“In the four you have to take on those jobs that the coxswain does in the eight,” she says.
“I sit in the stroke seat and steer. My foot is on the rudder moving it side to side to steer the boat.
“The bow seat makes the technique call and tells us what to do.
“It’s not as fast as the eight but it feels lighter and brighter.
“And there are only four of us, so we have a special bond and we all have our jobs to do.”
In Tokyo Stephan had a different job to what she hopes to do in Paris.
In 2021 at the Covid delayed Games she was in the bow seat, setting the right pace for the team of Annabelle McIntyre, Rosemary Popa and Jessica Morrison to win gold by just 0.34 seconds ahead of the fast-closing Dutch team.
Now with her current crew of Giorgia Patten and two world champion teammates in Katrina Werry and Sarah Hawe, Stephan is happy sitting in the stroke seat.
“You definitely have a seat you try to gravitate towards but I try to gravitate to more seats – usually bow or stroke,” she says.
“If I can be the best bow seat in the world, amazing.
“If I can be the best stroke seat in the world, amazing.
“Then the selectors just have to figure out where to put me.”
But first comes the complicated process of qualifying for Paris.
“In rowing we qualify the boat at the world championships in a month’s time. We have to come top eight to qualify the boat for Australia,” Stephan explains.
“Then we have trials in February and March next year and that’s when a team gets selected into the boat for the World Cup events.
“Rowing Australia then puts forward the crew to the Australian Olympic Committee after the World Cup events and we find out officially who is in the boat around May next year.”
It’s a complicated and challenging process but Stephan is confident her current crew are building towards something big in Paris.
“We’ve already had some good results overseas and I reckon we can get there,” she says.
Michael Osborne has been a journalist for more than four decades including 35 years with the national news agency Australian Associated Press, rising from junior reporter to Editor.
He was AAP Editor for 11 years and served four years as Head of Sport and Racing.
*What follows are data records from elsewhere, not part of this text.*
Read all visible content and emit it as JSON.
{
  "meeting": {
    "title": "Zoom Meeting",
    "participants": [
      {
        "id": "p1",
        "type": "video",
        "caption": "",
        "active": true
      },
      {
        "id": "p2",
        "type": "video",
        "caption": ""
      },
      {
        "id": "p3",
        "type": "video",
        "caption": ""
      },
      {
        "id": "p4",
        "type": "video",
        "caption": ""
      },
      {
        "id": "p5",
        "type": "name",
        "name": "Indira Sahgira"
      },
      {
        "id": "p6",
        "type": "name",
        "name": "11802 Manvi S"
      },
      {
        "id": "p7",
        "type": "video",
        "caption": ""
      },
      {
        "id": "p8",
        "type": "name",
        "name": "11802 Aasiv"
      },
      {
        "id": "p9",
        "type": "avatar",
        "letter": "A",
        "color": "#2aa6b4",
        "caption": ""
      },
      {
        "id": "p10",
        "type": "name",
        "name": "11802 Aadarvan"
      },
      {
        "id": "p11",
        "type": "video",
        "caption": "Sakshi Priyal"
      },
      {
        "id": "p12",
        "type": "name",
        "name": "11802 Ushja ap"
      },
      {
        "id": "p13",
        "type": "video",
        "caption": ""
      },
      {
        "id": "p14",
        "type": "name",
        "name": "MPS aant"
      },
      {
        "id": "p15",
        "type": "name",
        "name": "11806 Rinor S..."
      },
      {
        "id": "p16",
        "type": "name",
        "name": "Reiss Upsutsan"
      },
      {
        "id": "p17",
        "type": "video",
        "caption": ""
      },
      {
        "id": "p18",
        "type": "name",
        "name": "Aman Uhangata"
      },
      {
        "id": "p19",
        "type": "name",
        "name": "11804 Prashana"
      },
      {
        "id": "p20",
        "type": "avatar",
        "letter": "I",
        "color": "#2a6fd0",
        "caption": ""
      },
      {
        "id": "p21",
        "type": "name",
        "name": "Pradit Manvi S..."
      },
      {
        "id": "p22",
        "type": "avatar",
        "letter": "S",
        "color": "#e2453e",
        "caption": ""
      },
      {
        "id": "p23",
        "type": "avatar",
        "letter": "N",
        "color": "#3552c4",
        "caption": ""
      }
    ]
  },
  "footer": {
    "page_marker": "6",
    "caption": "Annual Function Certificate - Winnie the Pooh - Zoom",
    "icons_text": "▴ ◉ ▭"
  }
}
He was also posted to London and Beijing as AAP’s Bureau Chief and Foreign Correspondent.